Nederland officials to honor famed fiddler with his own day
Award-winning fiddler David Varnado has played for some of country music’s biggest stars, including Loretta Lynn, Johnny Paycheck and Neil McCoy, but he shies away from the spotlight.
“I’m not the star. I don’t want to be. It’s not about me. It’s about them,” said Varnado, 48.
But recently Varnado has been getting plenty of attention, winning the 2017 American Fiddlers Association’s Legend Award and receiving his second nomination for the Academy of Country Music Fiddle Player of the Year.
Varnado, who has played professionally for 38 years, will be honored again today when Nederland Mayor Dick Nugent issues a proclamation recognizing June 12 as David Varnado Day in the city.
Nederland Police Chief Darrell Bush said he had the idea to issue the proclamation to Varnado.
Bush said he met Varnado, who moved to Nederland from Nashville 12 years ago, several years ago and wanted to honor the notable citizen.
“He’s a great musician, but also he’s a good down-to-earth person,” Bush said.
Varnado said he started playing the fiddle when he was 5 with his father, who taught him his first song, “Twinkle, Twinkle, Little Star.”
He quickly moved on to cut his teeth on Cajun music, followed by country and Texas swing.
He said he learned from Cajun music fiddler Rufus Thibodeaux, who took him to Nashville from his hometown of Port Arthur when he was 18 to meet other country musicians.
He appeared with country singer-songwriter Jo-El Sonnier, who was responsible for Varnado’s first TV performance, playing for millions on “Nashville Now.”
“I wanted to be just like my two mentors. I wanted to play just like them. I wanted to sound just like them. That’s what kept me going,” he said.
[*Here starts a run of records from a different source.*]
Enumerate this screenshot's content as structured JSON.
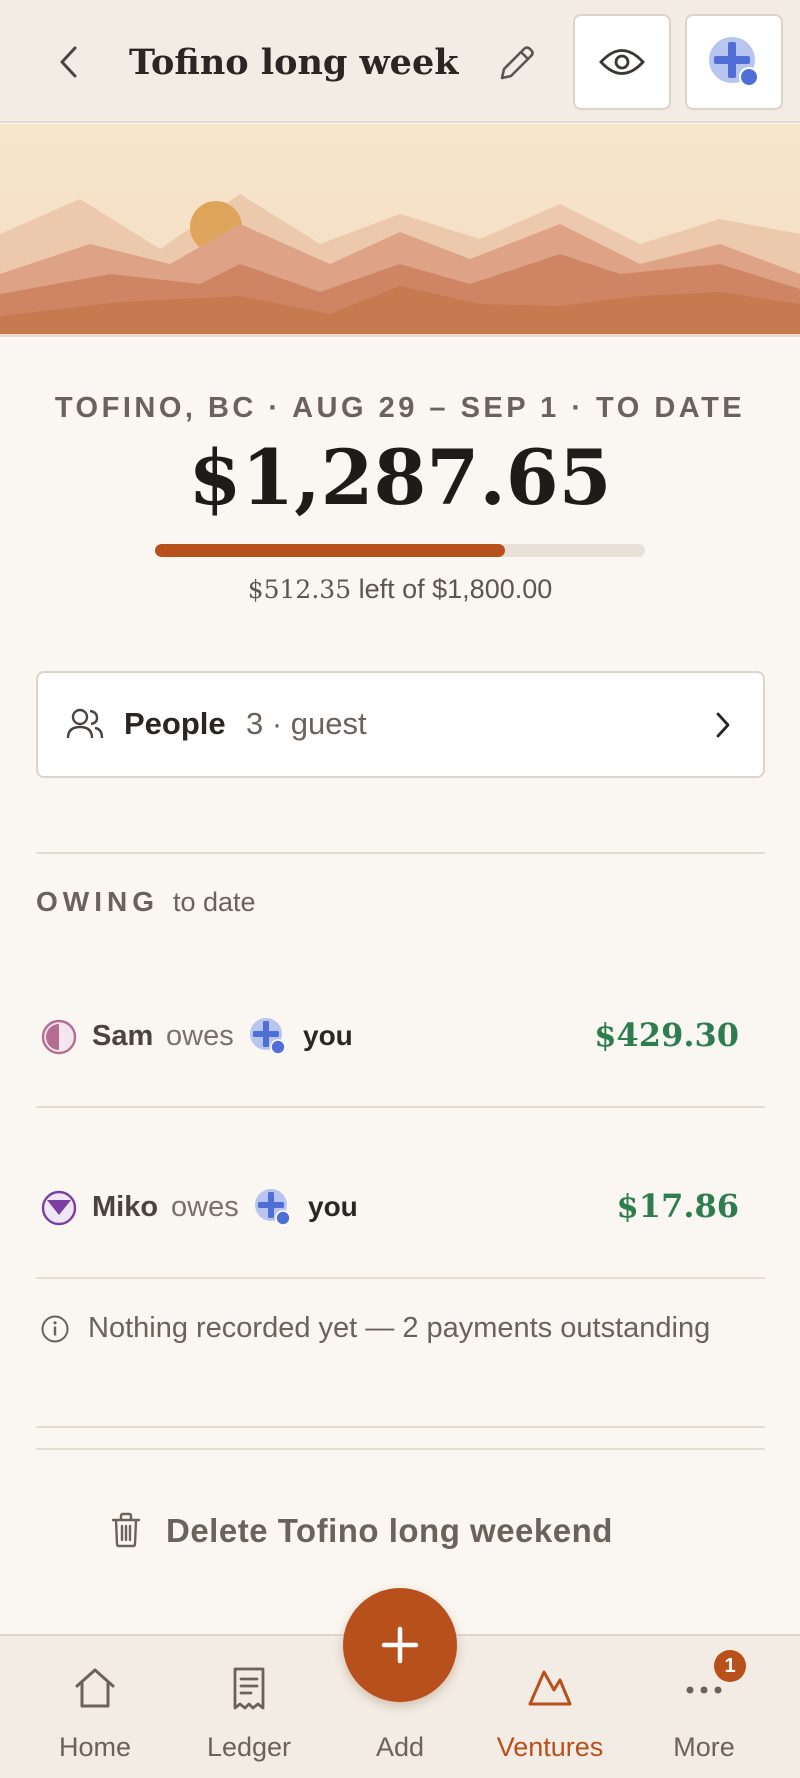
{
  "header": {
    "title": "Tofino long week…",
    "back_icon": "chevron-left-icon",
    "edit_icon": "pencil-icon",
    "eye_icon": "eye-icon"
  },
  "summary": {
    "meta": "TOFINO, BC · AUG 29 – SEP 1 · TO DATE",
    "total": "$1,287.65",
    "budget_spent_fraction": 0.715,
    "remaining_amount": "$512.35",
    "remaining_text": " left of $1,800.00"
  },
  "people": {
    "label": "People",
    "sub": "3 · guest"
  },
  "owing": {
    "heading": "OWING",
    "sub": "to date",
    "rows": [
      {
        "name": "Sam",
        "verb": "owes",
        "target": "you",
        "amount": "$429.30"
      },
      {
        "name": "Miko",
        "verb": "owes",
        "target": "you",
        "amount": "$17.86"
      }
    ],
    "note": "Nothing recorded yet — 2 payments outstanding"
  },
  "delete_label": "Delete Tofino long weekend",
  "nav": {
    "items": [
      {
        "label": "Home",
        "icon": "home-icon"
      },
      {
        "label": "Ledger",
        "icon": "receipt-icon"
      },
      {
        "label": "Add",
        "icon": "plus-icon"
      },
      {
        "label": "Ventures",
        "icon": "mountain-icon"
      },
      {
        "label": "More",
        "icon": "more-icon"
      }
    ],
    "active": "Ventures",
    "more_badge": "1"
  },
  "colors": {
    "accent": "#b8501c",
    "positive": "#2e7d4f",
    "background": "#faf6f1"
  }
}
After that, his career took him to work for musicians like Paycheck, Lynch, McCoy, Chris LeDoux, who mentored Garth Brooks, and Sammy Kershaw.
He said when he received the phone call about the American Fiddlers Association’s Legend Award, he was told that part of the honor was due to his staying true to traditional country music during his nearly four-decade career.
“It humbles me out. I’ve never stopped learning,” he said.